By Deborah Spicer

It would be wrong to adjust the costs involved in a project for inflation if the costs were calculated some time previously.

This is the view of Venmyn mathematician Iaan Myburgh, who spoke at Venmyn and Pretoria University’s Compliance and Reporting in the Minerals Industry Course last month.

He noted that Statistics South Africa has indicated that the Consumer Price Index (CPI), calculated for an average basket of goods that the average South African is likely to use, increased by 80.9% between 2002 and 2012, translating into a 6.1% increase in CPI on an annualised basis.

However, if one looked at individual items that South Africans purchase, some of these items showed cost increases in excess of 80.9% over the period.

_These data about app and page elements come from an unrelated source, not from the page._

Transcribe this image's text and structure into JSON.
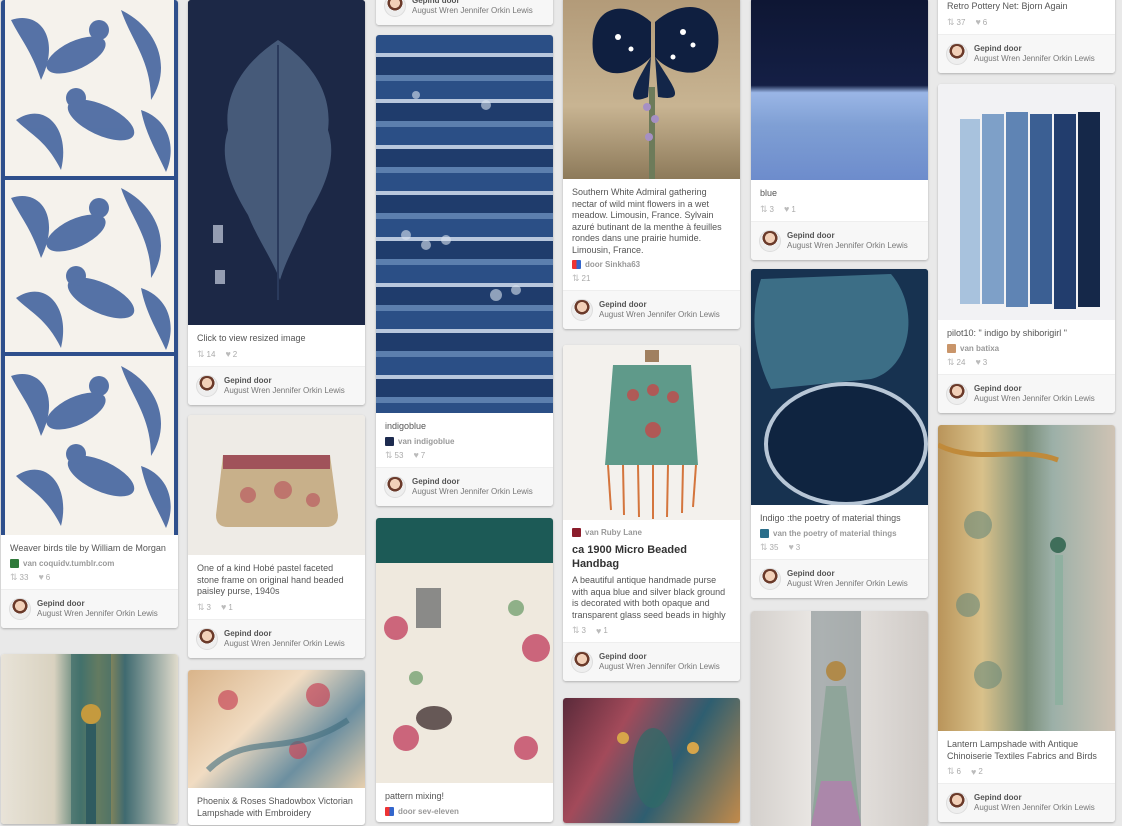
{
  "footer": {
    "board_owner": "Gepind door",
    "board": "August Wren Jennifer Orkin Lewis"
  },
  "pins": [
    {
      "id": "p1",
      "desc": "Weaver birds tile by William de Morgan",
      "source": "van coquidv.tumblr.com",
      "repins": "33",
      "likes": "6"
    },
    {
      "id": "p2",
      "desc": "Click to view resized image",
      "repins": "14",
      "likes": "2"
    },
    {
      "id": "p3",
      "desc": "One of a kind Hobé pastel faceted stone frame on original hand beaded paisley purse, 1940s",
      "repins": "3",
      "likes": "1"
    },
    {
      "id": "p4",
      "desc": "Phoenix & Roses Shadowbox Victorian Lampshade with Embroidery"
    },
    {
      "id": "p5",
      "desc": "indigoblue",
      "source": "van indigoblue",
      "repins": "53",
      "likes": "7"
    },
    {
      "id": "p6",
      "desc": "pattern mixing!",
      "source": "door sev-eleven"
    },
    {
      "id": "p7",
      "desc": "Southern White Admiral gathering nectar of wild mint flowers in a wet meadow. Limousin, France. Sylvain azuré butinant de la menthe à feuilles rondes dans une prairie humide. Limousin, France.",
      "source": "door Sinkha63",
      "repins": "21"
    },
    {
      "id": "p8",
      "desc": "ca 1900 Micro Beaded Handbag",
      "source": "van Ruby Lane",
      "extra": "A beautiful antique handmade purse with aqua blue and silver black ground is decorated with both opaque and transparent glass seed beads in highly",
      "repins": "3",
      "likes": "1"
    },
    {
      "id": "p9",
      "desc": "blue",
      "repins": "3",
      "likes": "1"
    },
    {
      "id": "p10",
      "desc": "Indigo :the poetry of material things",
      "source": "van the poetry of material things",
      "repins": "35",
      "likes": "3"
    },
    {
      "id": "p11",
      "desc": "Retro Pottery Net: Bjorn Again",
      "repins": "37",
      "likes": "6"
    },
    {
      "id": "p12",
      "desc": "pilot10: \" indigo by shiborigirl \"",
      "source": "van batixa",
      "repins": "24",
      "likes": "3"
    },
    {
      "id": "p13",
      "desc": "Lantern Lampshade with Antique Chinoiserie Textiles Fabrics and Birds",
      "repins": "6",
      "likes": "2"
    }
  ],
  "icons": {
    "repin": "repin-icon",
    "like": "heart-icon"
  },
  "colors": {
    "background": "#e9e9e9",
    "card": "#ffffff",
    "footer": "#f7f7f7",
    "indigo": "#1d2b4f"
  }
}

This included fuel, which increased by 239%, or from ZAR3.61/l to ZAR12.22/l, between 2002 and 2012, said Myburgh, quoting an insert in FinWeek.

A 2,5kg bag of maize meal also showed a price increase that outstripped the CPI, increasing by 213% over the period, while a 750g can of Ricoffy had a 191% increase in price, increasing from ZAR21.99 to ZAR63.99 over the period.

Myburgh noted that, in a similar way that the price of individual grocery items may have increased at a much higher rate than the CPI, so items that are in a “mining project basket” may have also demonstrated price increases well above inflation.

It is important to assess all the items that are necessary for a project and not to simply apply an unadjusted inflation figure to capital and operating costs which have been calculated at some time previously, he stressed.

Mining projects are typically assessed for viability in the scoping, prefeasibility and feasibility stages, and at each stage it is important to have a realistic assessment of the likely costs involved in that project to see whether an orebody can be profitably mined.

“If a nominal cash flow model is used to assess a project, an unreliable inflation figure will skew the results,” commented Myburgh.

He proposed assessing a project using a real cash flow model and to use Monte Carlo simulations to investigate the effects of inflation on the economics of the project.

To discuss this issue further, contact Iaan Myburgh